We believe that investments in AOS-sponsored IIFs will prove to be, over the longer-term, a superior investment over both traditional and speculative alternative investments. We’re excited to bring this brand new, innovative concept to investing within the next few months. Stay tuned to learn more about AOS-sponsored IIF opportunities to be offered in the near future.
In the meantime, if you’d like to better understand the AOS business model, take a gander at the AOS PowerPoint, which you can find —> here.
In the future, we intend to work with one or more of the IIFs in one or more “testing-the-waters” campaigns in connection with potential future securities offerings under the exemption from registration afforded by Regulation A, as amended, of the Federal Securities Act of 1933, as amended. For details pertaining to such potential future securities offering, the reader is directed to subscribe to the newsletter sent out from time-to-time to regular subscribers to this website.
1 Archimedes’ Offspring is an unincorporated business organization (commonly referred to as a “Massachusetts Business Trust” or “MBT”) formed pursuant to that certain Trust Agreement dated as of the 31st day of March, 2019 (the “Trust Agreement”), by and between FLC LLC, a Colorado limited liability company doing business as “FLeCusa International,” as Grantor (the “Grantor”), Windom Peaks Capital, LLC, a Colorado limited liability company, as Trustee (the “Trustee”), and the Invention Investment Families identified elsewhere on this website (the “IIFs”), each of which has been designated a beneficiary / beneficial owner under the terms of the Trust Agreement.
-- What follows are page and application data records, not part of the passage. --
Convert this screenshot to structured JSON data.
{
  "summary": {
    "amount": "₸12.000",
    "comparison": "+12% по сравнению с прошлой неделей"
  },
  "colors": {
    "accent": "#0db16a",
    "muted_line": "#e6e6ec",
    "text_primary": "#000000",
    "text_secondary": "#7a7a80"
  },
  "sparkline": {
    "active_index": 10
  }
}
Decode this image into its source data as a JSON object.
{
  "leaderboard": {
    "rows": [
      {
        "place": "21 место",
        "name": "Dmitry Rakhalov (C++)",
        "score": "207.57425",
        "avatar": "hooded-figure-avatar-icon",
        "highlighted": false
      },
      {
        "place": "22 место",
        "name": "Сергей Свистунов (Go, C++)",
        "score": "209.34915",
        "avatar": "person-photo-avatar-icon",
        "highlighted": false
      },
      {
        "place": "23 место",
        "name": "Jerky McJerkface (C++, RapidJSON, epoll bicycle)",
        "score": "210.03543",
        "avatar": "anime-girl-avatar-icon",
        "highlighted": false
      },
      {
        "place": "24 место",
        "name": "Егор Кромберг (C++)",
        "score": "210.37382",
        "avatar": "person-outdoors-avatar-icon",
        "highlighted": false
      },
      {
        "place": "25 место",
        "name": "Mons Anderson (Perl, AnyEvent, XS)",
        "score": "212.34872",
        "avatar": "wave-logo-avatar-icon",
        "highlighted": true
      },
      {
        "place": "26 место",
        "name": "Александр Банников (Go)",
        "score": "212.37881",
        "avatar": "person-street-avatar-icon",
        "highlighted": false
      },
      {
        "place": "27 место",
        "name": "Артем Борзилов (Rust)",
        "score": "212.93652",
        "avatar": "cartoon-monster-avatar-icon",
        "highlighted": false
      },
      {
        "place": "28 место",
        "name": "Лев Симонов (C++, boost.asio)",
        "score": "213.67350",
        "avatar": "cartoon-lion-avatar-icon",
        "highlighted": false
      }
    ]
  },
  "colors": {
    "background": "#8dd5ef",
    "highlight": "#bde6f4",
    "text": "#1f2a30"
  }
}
Under the terms of the Trust Agreement, the Trustee (subject to approval by the Board of Directors of each of the IIFs at the time of the First Organizational Meeting of such IFF’s Board) has appointed AOS Management, Inc. (“AOSM”) as the management company designee for each of the IIFs. The compensation to be paid to AOSM for the management tasks which it will be required to perform under the management agreement to be entered into between AOS and AOSM on behalf of the Trust, for the benefit of the IIFs (the “Management Contract”), which includes the equity participation by AOSM in each of the IIFs, is detailed, in each case, in the disclosures pertaining to the Management Contract which can be found in the forms required to be filed with the Securities and Exchange Commission prior to the commencement of an offering of any securities by any of the IFFs.
2 Source: Adam Davidson “Searching for the Next Snuggie: Is this Really the Golden Age for Inventors?” The New York Times Magazine, April 17, 2012. The United States Patent and Trademark Office (the “USPTO”) issued a report in February 2016, in which, based on official records, they indicated that there were a total of 739,264 Independent Inventors in the United States as of 2015. See “Independent Inventors by State by Year All Patents, All Types Report January 1, 1977 ‐ December 31, 2015”, U.S. Patent and Trademark Office, February 2016.
3 Source: Thomas Astebro, “Basic statistics on the success rate and profits for independent inventors”, Entrepreneurship: Theory and Practice, December 22, 1998. Also, see, Andrew Spriegel, “Invention Success Rates | Odds of Inventor Success”, Andrew.Spriegel’s Blog, November 24, 2010.
4 Source: Thomas Astebro, “The Return to Independent Invention: Evidence of Unrealistic Optimism, Risk Seeking or Skewness Loving”, The Economic Journal, Volume 113, Issue 484, 1 January 2003, Pages 226–239.
United States Patent and Trademark Office (USPTO) Pro Bono Program submits first potential inventor candidate to AOS Vetting ProcessJanuary, 2020
AOS President and CEO, Rita Crompton, appointed Ambassador under United Inventor Association Ambassador ProgramJanuary, 2020